Anaemia is commonly encountered in feline patients because cats are particularly prone to developing anaemia due to the shorter lifespan (70 days) of the feline red blood cell and the lower blood volume of cats compared with other species. However, cats have different types of haemoglobin that are thought to enable them to tolerate anaemia with relative ease, particularly chronic anaemia. Indeed, they may only exhibit clinical signs when anaemia becomes very severe. This article focuses on the diagnostic approach to anaemia in cats, but pertinent points on treatment are described where appropriate.
Statistics from Altmetric.com
If you wish to reuse any or all of this article please use the link below which will take you to the Copyright Clearance Center’s RightsLink service.

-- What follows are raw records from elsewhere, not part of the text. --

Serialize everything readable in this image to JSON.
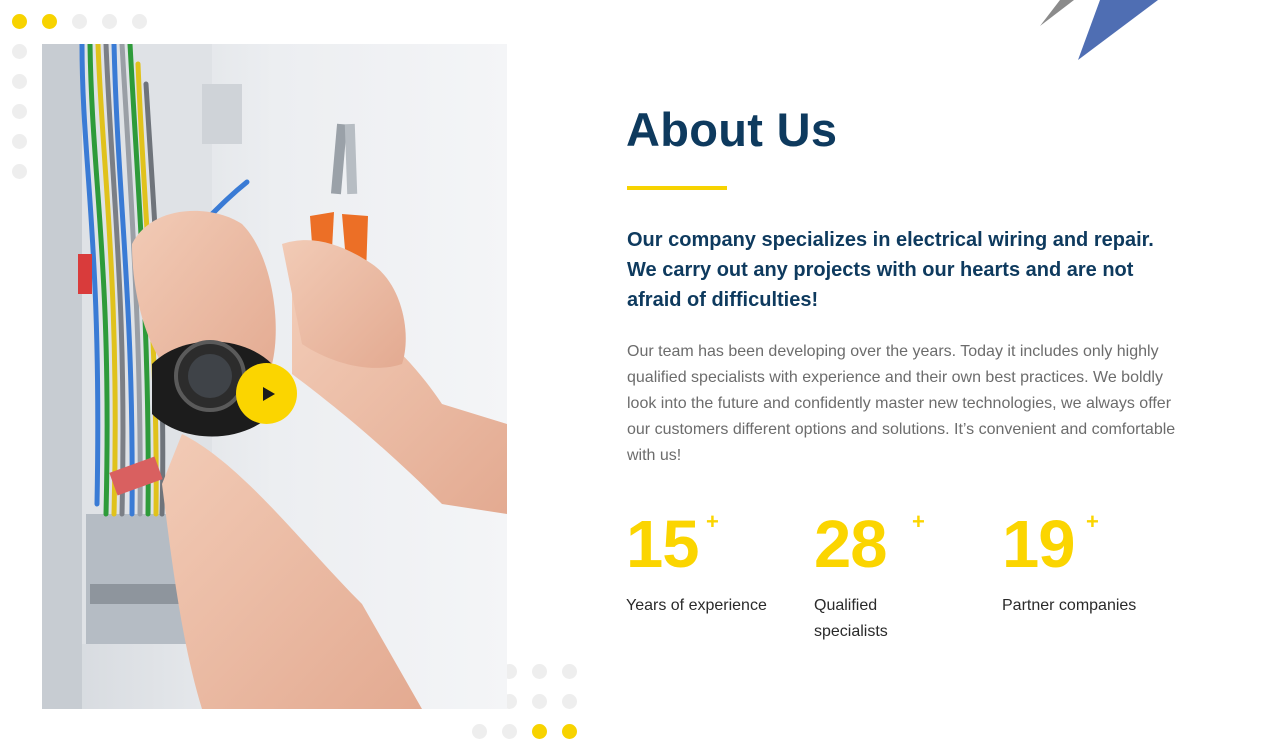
{
  "about": {
    "title": "About Us",
    "lead": "Our company specializes in electrical wiring and repair. We carry out any projects with our hearts and are not afraid of difficulties!",
    "body": "Our team has been developing over the years. Today it includes only highly qualified specialists with experience and their own best practices. We boldly look into the future and confidently master new technologies, we always offer our customers different options and solutions. It’s convenient and comfortable with us!"
  },
  "stats": [
    {
      "value": "15",
      "suffix": "+",
      "label": "Years of experience"
    },
    {
      "value": "28",
      "suffix": "+",
      "label": "Qualified specialists"
    },
    {
      "value": "19",
      "suffix": "+",
      "label": "Partner companies"
    }
  ],
  "media": {
    "play_icon": "play-icon"
  },
  "colors": {
    "accent": "#fbd500",
    "heading": "#0e3a5e",
    "body": "#6c6c6c"
  }
}
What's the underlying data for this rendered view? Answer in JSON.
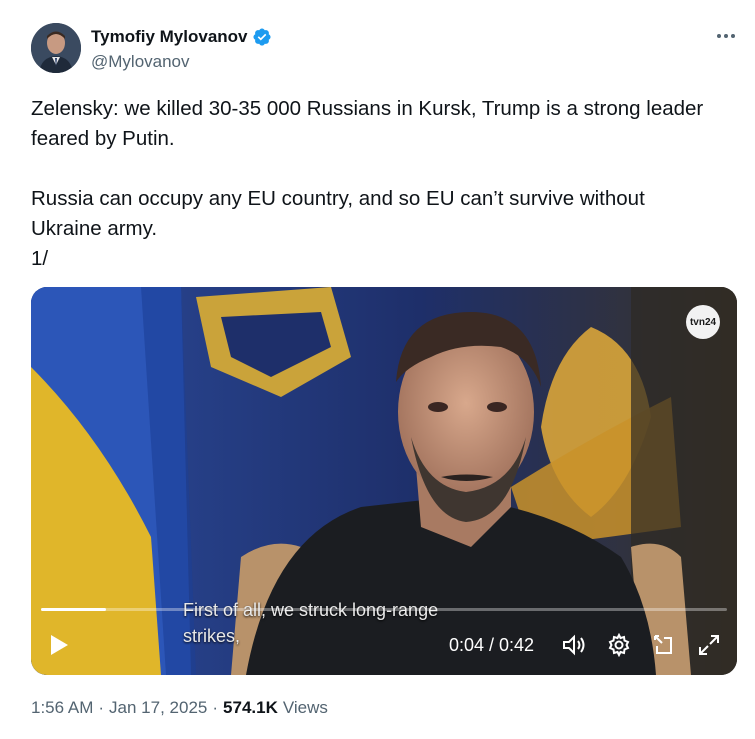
{
  "author": {
    "name": "Tymofiy Mylovanov",
    "handle": "@Mylovanov",
    "verified": true
  },
  "tweet": {
    "lines": [
      "Zelensky: we killed 30-35 000 Russians in Kursk, Trump is a strong leader feared by Putin.",
      "Russia can occupy any EU country, and so EU can’t survive without Ukraine army.",
      "1/"
    ]
  },
  "video": {
    "subtitle_line1": "First of all, we struck long-range",
    "subtitle_line2": "strikes,",
    "time_display": "0:04 / 0:42",
    "progress_fraction": 0.095,
    "channel_logo": "tvn24"
  },
  "meta": {
    "time": "1:56 AM",
    "separator": "·",
    "date": "Jan 17, 2025",
    "views_count": "574.1K",
    "views_label": "Views"
  },
  "colors": {
    "accent_verified": "#1d9bf0",
    "text_primary": "#0f1419",
    "text_secondary": "#536471"
  },
  "icons": [
    "more-icon",
    "verified-badge-icon",
    "play-icon",
    "volume-icon",
    "settings-gear-icon",
    "pip-icon",
    "fullscreen-icon"
  ]
}
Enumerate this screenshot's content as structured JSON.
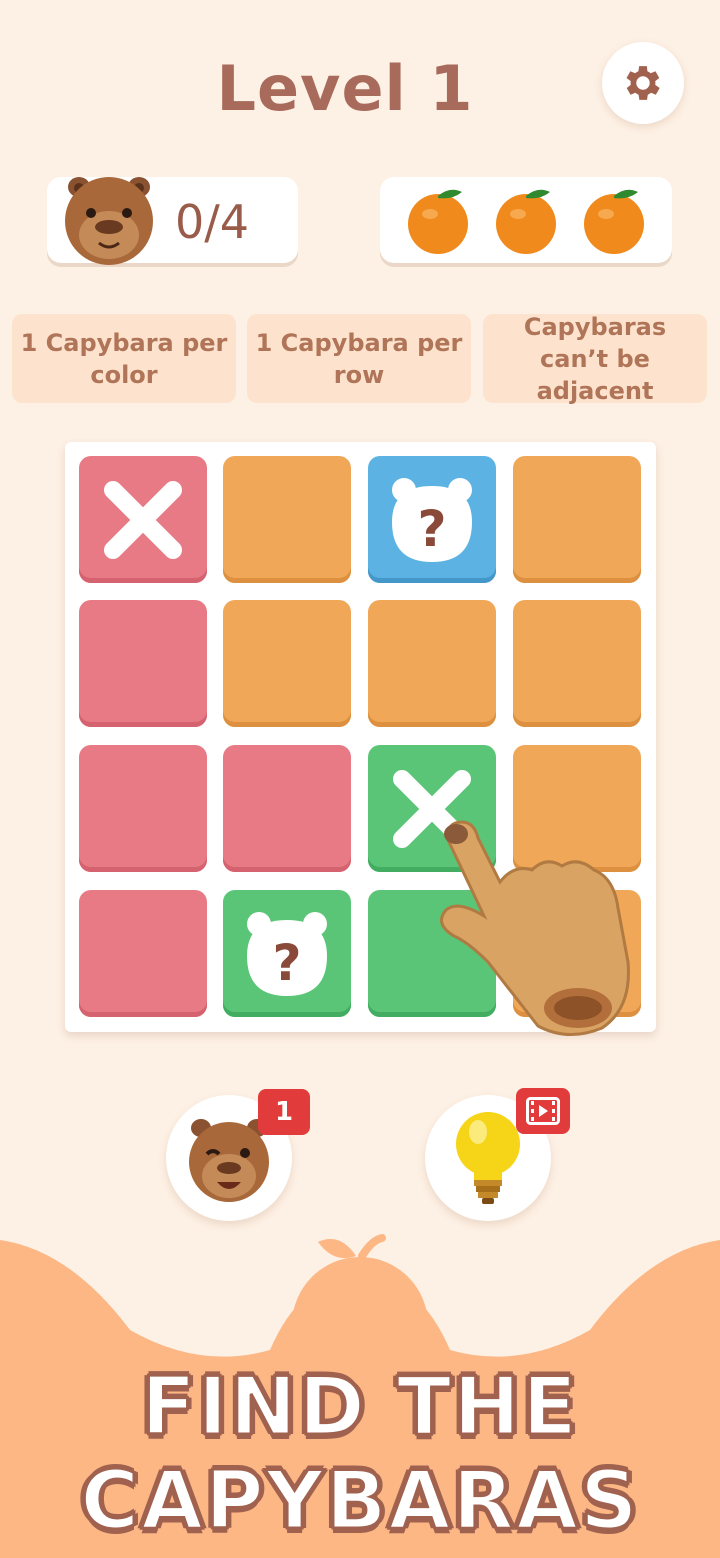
{
  "header": {
    "title": "Level 1",
    "settings_icon": "gear-icon"
  },
  "progress": {
    "found": "0/4",
    "capybara_icon": "capybara-icon"
  },
  "lives": {
    "count": 3,
    "icon": "orange-icon"
  },
  "rules": [
    {
      "text": "1 Capybara per color"
    },
    {
      "text": "1 Capybara per row"
    },
    {
      "text": "Capybaras can’t be adjacent"
    }
  ],
  "board": {
    "size": 4,
    "cells": [
      [
        "pink-x",
        "orange",
        "blue-hint",
        "orange"
      ],
      [
        "pink",
        "orange",
        "orange",
        "orange"
      ],
      [
        "pink",
        "pink",
        "green-x",
        "orange"
      ],
      [
        "pink",
        "green-hint",
        "green",
        "orange"
      ]
    ],
    "hint_symbol": "?"
  },
  "tools": {
    "capybara_booster": {
      "badge": "1",
      "icon": "winking-capybara-icon"
    },
    "hint_booster": {
      "badge_icon": "video-ad-icon",
      "icon": "lightbulb-icon"
    }
  },
  "banner": {
    "line1": "FIND THE",
    "line2": "CAPYBARAS"
  },
  "colors": {
    "background": "#fdf0e4",
    "pink": "#e87a85",
    "orange": "#f0a858",
    "blue": "#5cb3e3",
    "green": "#5ac577",
    "text_brown": "#a86a5a",
    "bottom_orange": "#fcb785"
  }
}
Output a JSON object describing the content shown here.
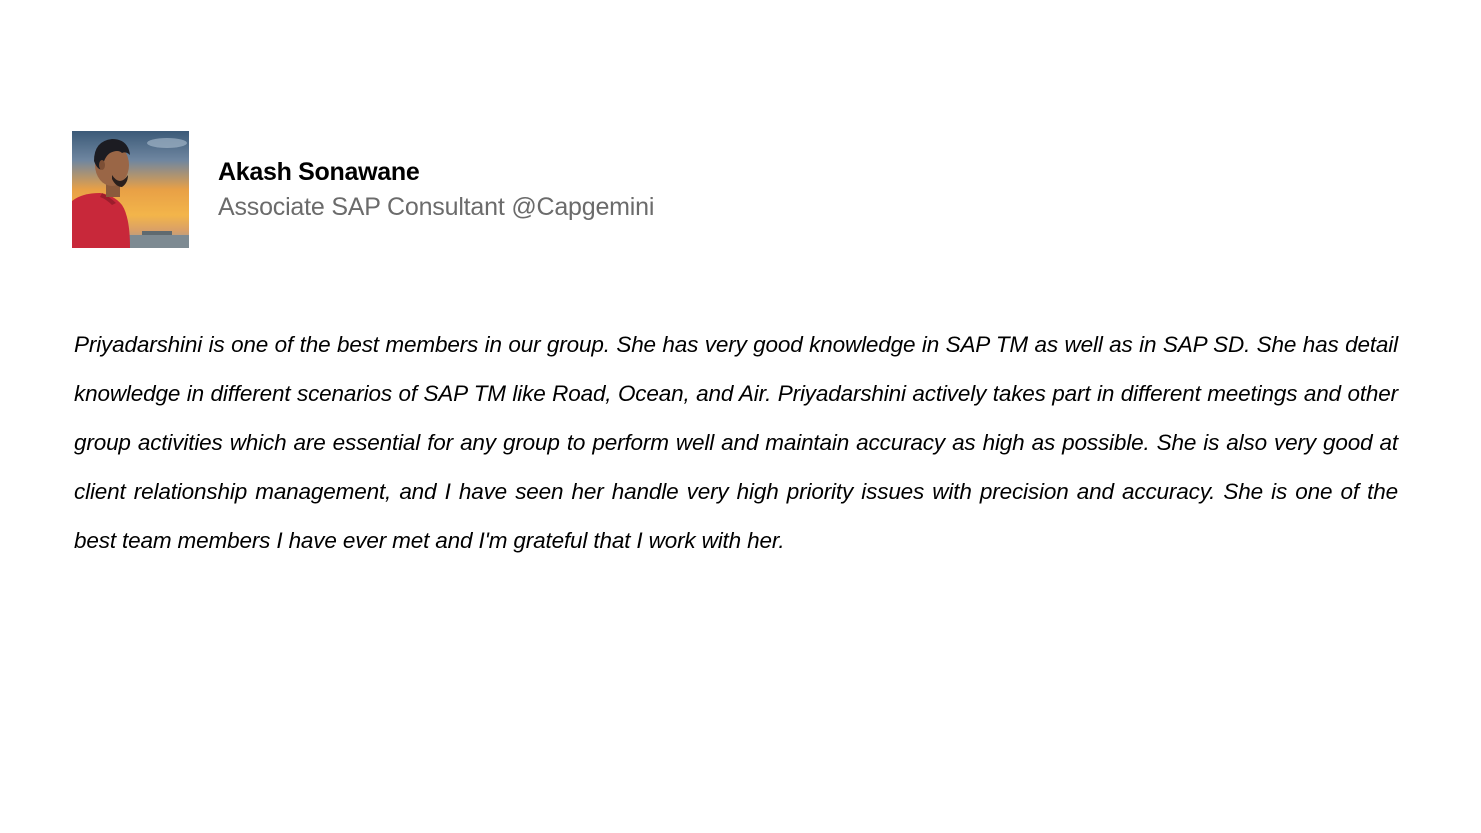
{
  "author": {
    "name": "Akash Sonawane",
    "title": "Associate SAP Consultant @Capgemini",
    "avatar": "profile-photo"
  },
  "testimonial": {
    "text": "Priyadarshini is one of the best members in our group. She has very good knowledge in SAP TM as well as in SAP SD. She has detail knowledge in different scenarios of SAP TM like Road, Ocean, and Air. Priyadarshini actively takes part in different meetings and other group activities which are essential for any group to perform well and maintain accuracy as high as possible. She is also very good at client relationship management, and I have seen her handle very high priority issues with precision and accuracy. She is one of the best team members I have ever met and I'm grateful that I work with her."
  }
}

You will be able to get a quick price and instant permission to reuse the content in many different ways.